Records to process:
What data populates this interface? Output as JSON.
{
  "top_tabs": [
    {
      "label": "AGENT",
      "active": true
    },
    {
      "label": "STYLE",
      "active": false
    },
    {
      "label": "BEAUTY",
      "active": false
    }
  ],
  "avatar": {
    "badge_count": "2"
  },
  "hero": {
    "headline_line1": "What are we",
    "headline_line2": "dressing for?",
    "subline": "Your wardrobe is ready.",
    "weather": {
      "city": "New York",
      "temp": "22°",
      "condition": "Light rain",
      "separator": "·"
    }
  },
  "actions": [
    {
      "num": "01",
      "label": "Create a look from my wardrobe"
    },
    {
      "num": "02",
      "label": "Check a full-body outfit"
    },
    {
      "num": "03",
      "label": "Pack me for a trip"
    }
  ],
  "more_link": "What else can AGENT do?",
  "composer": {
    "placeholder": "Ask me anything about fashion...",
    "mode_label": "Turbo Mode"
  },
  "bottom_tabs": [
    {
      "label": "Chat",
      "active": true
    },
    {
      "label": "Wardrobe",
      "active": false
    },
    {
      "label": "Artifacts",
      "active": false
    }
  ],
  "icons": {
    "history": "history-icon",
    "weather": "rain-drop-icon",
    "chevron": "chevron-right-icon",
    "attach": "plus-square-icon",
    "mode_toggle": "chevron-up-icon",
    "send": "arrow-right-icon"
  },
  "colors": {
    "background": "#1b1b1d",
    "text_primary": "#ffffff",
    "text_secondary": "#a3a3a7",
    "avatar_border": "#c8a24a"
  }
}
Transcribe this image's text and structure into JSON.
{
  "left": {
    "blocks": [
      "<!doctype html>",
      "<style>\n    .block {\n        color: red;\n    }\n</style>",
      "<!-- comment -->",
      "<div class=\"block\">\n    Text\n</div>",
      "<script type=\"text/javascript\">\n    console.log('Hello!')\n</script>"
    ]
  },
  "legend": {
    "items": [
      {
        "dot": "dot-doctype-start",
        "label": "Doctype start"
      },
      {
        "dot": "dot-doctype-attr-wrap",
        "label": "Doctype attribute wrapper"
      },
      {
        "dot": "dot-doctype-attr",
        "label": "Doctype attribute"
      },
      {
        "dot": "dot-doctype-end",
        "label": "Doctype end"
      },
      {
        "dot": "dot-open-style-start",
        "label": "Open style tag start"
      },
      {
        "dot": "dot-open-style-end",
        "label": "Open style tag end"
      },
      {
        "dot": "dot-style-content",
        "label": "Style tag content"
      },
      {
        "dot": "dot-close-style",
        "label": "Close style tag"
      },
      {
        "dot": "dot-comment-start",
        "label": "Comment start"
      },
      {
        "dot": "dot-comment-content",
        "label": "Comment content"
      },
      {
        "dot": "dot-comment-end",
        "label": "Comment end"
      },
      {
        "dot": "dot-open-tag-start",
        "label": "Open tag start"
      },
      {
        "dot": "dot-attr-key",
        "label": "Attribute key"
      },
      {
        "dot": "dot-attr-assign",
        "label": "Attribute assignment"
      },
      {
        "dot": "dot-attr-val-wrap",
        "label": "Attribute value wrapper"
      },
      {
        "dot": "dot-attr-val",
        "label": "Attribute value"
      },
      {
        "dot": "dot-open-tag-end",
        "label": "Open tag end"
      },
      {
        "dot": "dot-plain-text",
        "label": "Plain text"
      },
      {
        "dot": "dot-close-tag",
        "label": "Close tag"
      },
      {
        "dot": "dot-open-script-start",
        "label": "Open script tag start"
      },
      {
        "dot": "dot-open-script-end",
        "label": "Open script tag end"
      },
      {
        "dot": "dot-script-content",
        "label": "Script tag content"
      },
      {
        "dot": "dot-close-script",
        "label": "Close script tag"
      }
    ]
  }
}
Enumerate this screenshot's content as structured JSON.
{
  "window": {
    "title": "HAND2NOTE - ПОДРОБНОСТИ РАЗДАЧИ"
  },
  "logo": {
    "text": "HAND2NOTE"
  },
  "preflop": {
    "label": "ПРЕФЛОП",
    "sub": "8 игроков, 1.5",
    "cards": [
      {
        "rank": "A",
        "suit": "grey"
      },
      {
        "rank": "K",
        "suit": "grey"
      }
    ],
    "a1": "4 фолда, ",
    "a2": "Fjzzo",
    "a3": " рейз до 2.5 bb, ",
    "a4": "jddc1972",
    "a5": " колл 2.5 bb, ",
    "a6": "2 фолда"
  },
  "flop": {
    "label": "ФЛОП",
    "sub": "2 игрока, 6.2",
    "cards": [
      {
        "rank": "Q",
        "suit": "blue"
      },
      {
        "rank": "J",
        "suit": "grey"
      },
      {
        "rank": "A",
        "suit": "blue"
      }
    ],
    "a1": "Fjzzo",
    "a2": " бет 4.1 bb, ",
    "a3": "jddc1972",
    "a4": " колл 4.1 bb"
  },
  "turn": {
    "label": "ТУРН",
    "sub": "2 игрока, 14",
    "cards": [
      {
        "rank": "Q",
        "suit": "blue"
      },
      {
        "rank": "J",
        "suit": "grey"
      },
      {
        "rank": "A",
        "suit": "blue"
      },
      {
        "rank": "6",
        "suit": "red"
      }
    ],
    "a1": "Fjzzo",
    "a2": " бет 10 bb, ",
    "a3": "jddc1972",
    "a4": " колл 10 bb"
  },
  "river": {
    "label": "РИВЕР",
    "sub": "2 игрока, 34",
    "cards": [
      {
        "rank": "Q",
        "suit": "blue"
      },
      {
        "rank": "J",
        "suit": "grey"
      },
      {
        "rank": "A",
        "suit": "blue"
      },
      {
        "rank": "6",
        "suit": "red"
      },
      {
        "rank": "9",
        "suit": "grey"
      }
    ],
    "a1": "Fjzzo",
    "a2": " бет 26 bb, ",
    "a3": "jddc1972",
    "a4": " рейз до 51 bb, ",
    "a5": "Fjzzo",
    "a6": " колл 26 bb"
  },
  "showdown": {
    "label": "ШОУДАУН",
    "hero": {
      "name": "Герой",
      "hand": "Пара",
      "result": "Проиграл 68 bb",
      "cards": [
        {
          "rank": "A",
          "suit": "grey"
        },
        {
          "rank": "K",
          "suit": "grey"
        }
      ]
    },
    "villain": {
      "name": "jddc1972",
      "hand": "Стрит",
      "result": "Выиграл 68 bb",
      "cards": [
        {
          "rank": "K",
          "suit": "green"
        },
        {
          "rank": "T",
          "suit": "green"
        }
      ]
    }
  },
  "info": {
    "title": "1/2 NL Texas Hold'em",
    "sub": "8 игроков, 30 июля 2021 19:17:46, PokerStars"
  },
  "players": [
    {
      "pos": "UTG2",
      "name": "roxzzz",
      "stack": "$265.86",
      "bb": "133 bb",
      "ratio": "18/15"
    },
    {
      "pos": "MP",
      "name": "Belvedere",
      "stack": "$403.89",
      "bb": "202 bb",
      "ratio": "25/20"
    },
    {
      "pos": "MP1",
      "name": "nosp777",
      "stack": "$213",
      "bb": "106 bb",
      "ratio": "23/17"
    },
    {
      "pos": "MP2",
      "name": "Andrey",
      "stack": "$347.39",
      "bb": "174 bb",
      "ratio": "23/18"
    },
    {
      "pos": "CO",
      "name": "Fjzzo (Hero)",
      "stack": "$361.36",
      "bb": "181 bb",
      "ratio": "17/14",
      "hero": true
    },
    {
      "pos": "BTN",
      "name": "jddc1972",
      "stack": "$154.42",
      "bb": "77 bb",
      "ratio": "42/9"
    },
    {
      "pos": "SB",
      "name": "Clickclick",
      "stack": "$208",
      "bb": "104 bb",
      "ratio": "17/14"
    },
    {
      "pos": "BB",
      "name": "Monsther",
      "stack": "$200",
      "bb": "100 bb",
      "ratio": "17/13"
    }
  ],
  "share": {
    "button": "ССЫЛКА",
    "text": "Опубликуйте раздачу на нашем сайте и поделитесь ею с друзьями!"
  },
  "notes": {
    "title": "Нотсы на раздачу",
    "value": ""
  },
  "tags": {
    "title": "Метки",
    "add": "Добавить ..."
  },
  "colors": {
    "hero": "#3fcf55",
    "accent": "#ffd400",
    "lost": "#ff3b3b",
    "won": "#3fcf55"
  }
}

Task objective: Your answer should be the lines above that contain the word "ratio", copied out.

Solution to this task:
      "ratio": "18/15"
      "ratio": "25/20"
      "ratio": "23/17"
      "ratio": "23/18"
      "ratio": "17/14",
      "ratio": "42/9"
      "ratio": "17/14"
      "ratio": "17/13"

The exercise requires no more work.